Twelfth- and thirteenth-century panels from the Great South Window of Canterbury Cathedral, which have been on tour in Los Angeles and New York (see Vidimus 72 and 77) have now returned to the precinct. Following on from the success of past exhibitions at home and abroad, visitors will soon have a second chance to see these panels – a series of almost life-size figures representing the ancestors of Christ – on display in the cathedral.
Each panel is approximately 2½ft tall, and each figure spans two panels, making the seated ancestors almost life-size. The panels were removed from the cathedral in July 2009 (see Vidimus 36) prior to the restoration of the stonework, and in order to allow for conservation work on the architectural framing of the window. Originally, the figures filled the choir and Trinity Chapel clerestory windows and were part of an eighty-six figure scheme, largely based on the list of names contained in the Gospel of St Luke (III, 23–28), interpolated with additional names from the Gospel of St Matthew (I, 1–17). When installed it was the largest known series of the genealogy of Christ in medieval art, not just in stained glass. Forty-three figures of the original series survive: nine in the choir clerestory, twenty-two in the south-west transept window (sXXVIII), and twelve in the west window (WI).

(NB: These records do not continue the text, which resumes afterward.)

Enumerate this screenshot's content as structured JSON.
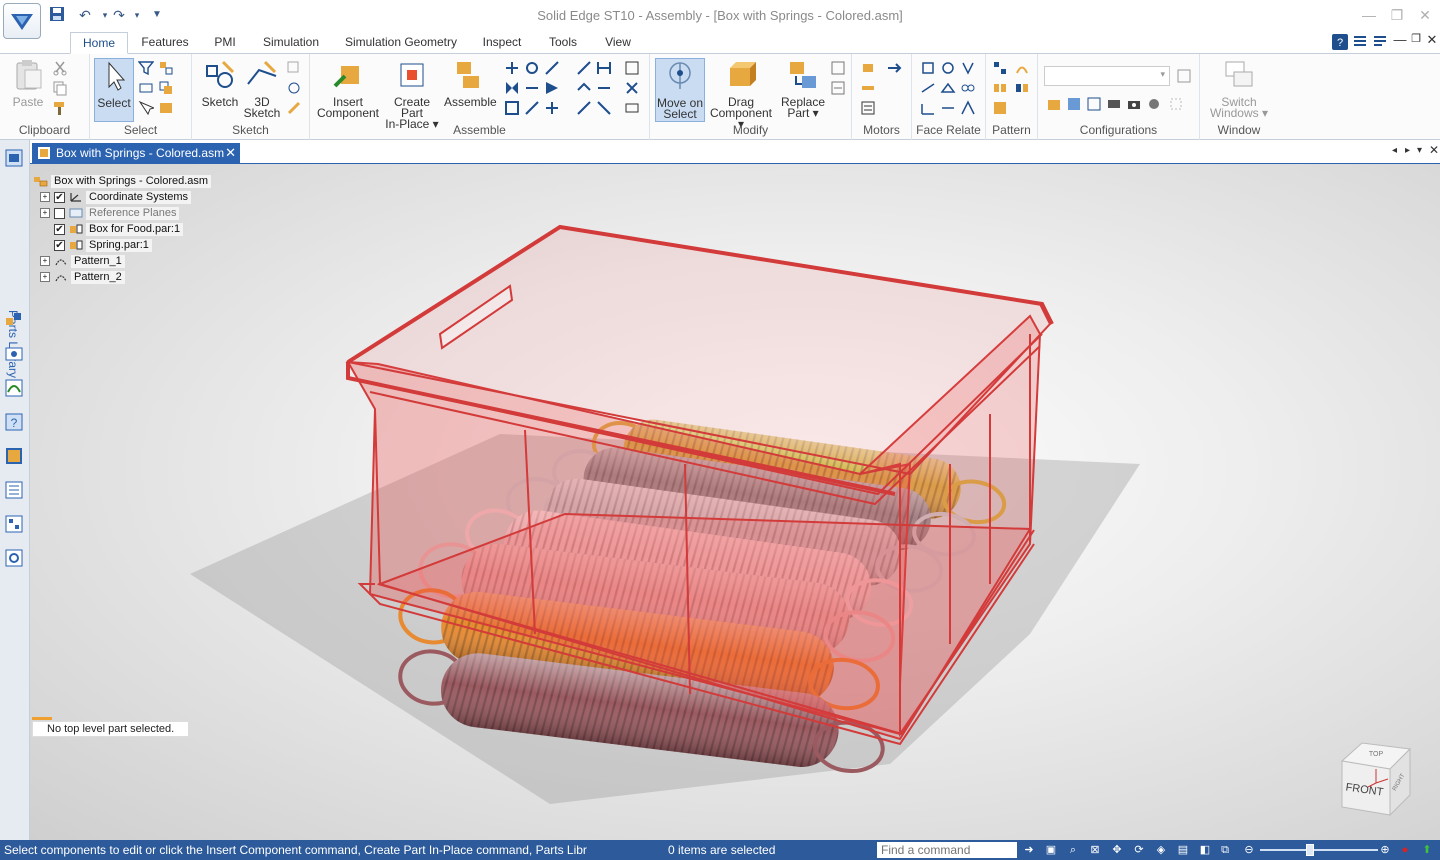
{
  "window": {
    "title": "Solid Edge ST10 - Assembly - [Box with Springs - Colored.asm]"
  },
  "quick_access": [
    "save-icon",
    "undo-icon",
    "redo-icon",
    "customize-icon"
  ],
  "ribbon_tabs": [
    {
      "label": "Home",
      "active": true
    },
    {
      "label": "Features"
    },
    {
      "label": "PMI"
    },
    {
      "label": "Simulation"
    },
    {
      "label": "Simulation Geometry"
    },
    {
      "label": "Inspect"
    },
    {
      "label": "Tools"
    },
    {
      "label": "View"
    }
  ],
  "ribbon": {
    "clipboard": {
      "label": "Clipboard",
      "paste": "Paste"
    },
    "select": {
      "label": "Select",
      "select": "Select"
    },
    "sketch": {
      "label": "Sketch",
      "sketch": "Sketch",
      "sketch3d_1": "3D",
      "sketch3d_2": "Sketch"
    },
    "assemble": {
      "label": "Assemble",
      "insert_1": "Insert",
      "insert_2": "Component",
      "create_1": "Create Part",
      "create_2": "In-Place",
      "assemble": "Assemble"
    },
    "modify": {
      "label": "Modify",
      "move_1": "Move on",
      "move_2": "Select",
      "drag_1": "Drag",
      "drag_2": "Component",
      "replace_1": "Replace",
      "replace_2": "Part"
    },
    "motors": {
      "label": "Motors"
    },
    "face_relate": {
      "label": "Face Relate"
    },
    "pattern": {
      "label": "Pattern"
    },
    "configurations": {
      "label": "Configurations"
    },
    "window": {
      "label": "Window",
      "switch_1": "Switch",
      "switch_2": "Windows"
    }
  },
  "document_tab": {
    "label": "Box with Springs - Colored.asm"
  },
  "left_dock": {
    "parts_library": "Parts Library"
  },
  "tree": {
    "root": "Box with Springs - Colored.asm",
    "items": [
      {
        "label": "Coordinate Systems",
        "checked": true,
        "expandable": true
      },
      {
        "label": "Reference Planes",
        "checked": false,
        "expandable": true
      },
      {
        "label": "Box for Food.par:1",
        "checked": true,
        "expandable": false
      },
      {
        "label": "Spring.par:1",
        "checked": true,
        "expandable": false
      },
      {
        "label": "Pattern_1",
        "expandable": true
      },
      {
        "label": "Pattern_2",
        "expandable": true
      }
    ]
  },
  "selection_note": "No top level part selected.",
  "view_cube": {
    "front": "FRONT",
    "top": "TOP",
    "right": "RIGHT"
  },
  "springs": [
    {
      "color": "#d7b54a"
    },
    {
      "color": "#8f9396"
    },
    {
      "color": "#c9ccd0"
    },
    {
      "color": "#eed3d6"
    },
    {
      "color": "#e7b6b6"
    },
    {
      "color": "#e88a30"
    },
    {
      "color": "#9a5a60"
    }
  ],
  "box_color": "#ee5a5a",
  "status_bar": {
    "message": "Select components to edit or click the Insert Component command, Create Part In-Place command, Parts Libr",
    "count": "0 items are selected",
    "find_placeholder": "Find a command"
  }
}
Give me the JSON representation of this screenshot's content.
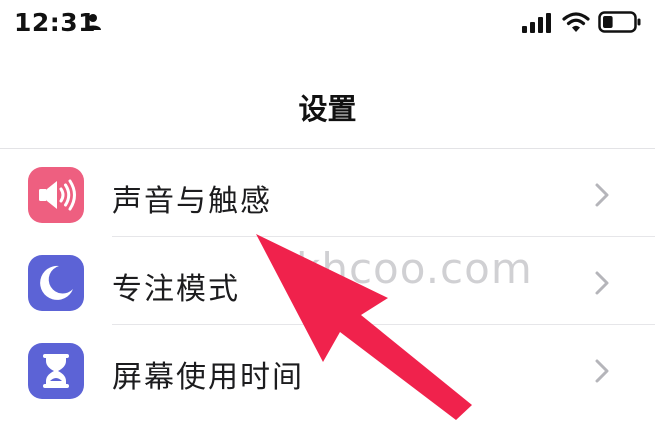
{
  "status_bar": {
    "time": "12:31",
    "icons": [
      "person-icon",
      "signal-icon",
      "wifi-icon",
      "battery-icon"
    ],
    "battery_level": 0.3
  },
  "nav": {
    "title": "设置"
  },
  "settings": {
    "items": [
      {
        "label": "声音与触感",
        "icon": "speaker-icon",
        "icon_color": "#ee5f80"
      },
      {
        "label": "专注模式",
        "icon": "moon-icon",
        "icon_color": "#5c63d6"
      },
      {
        "label": "屏幕使用时间",
        "icon": "hourglass-icon",
        "icon_color": "#5c63d6"
      }
    ]
  },
  "watermark": {
    "text": "khcoo.com"
  },
  "annotation": {
    "arrow_color": "#f0224c",
    "arrow_target": "声音与触感"
  }
}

Seventeen panels from the south window will be on display in the Chapter House and another four can be seen in the Crypt.
The exhibition will launch this spring on Monday 18 May and run until Sunday 23 August 2015 (closed 13– 7 July); a series of lectures will also accompany the exhibition.
Contact the cathedral for more information.
M. H. Caviness, The Early Stained Glass of Canterbury Cathedral, Princeton, 1977
M. H. Caviness, The Windows of Christ Church Cathedral Canterbury, CVMA (GB), II, London, 1981
M. H. Caviness, ‘Romanesque “belles verrières” in Canterbury?’, in Romanesque and Gothic Essays for George Zarnecki, ed. N. Stratford, Woodbridge, 1987, pp. 35–38
M. A. Michael, The Stained Glass of Canterbury Cathedral, London, 2004
P. Collinson et al. (eds), A History of Canterbury Cathedral, Oxford, 1995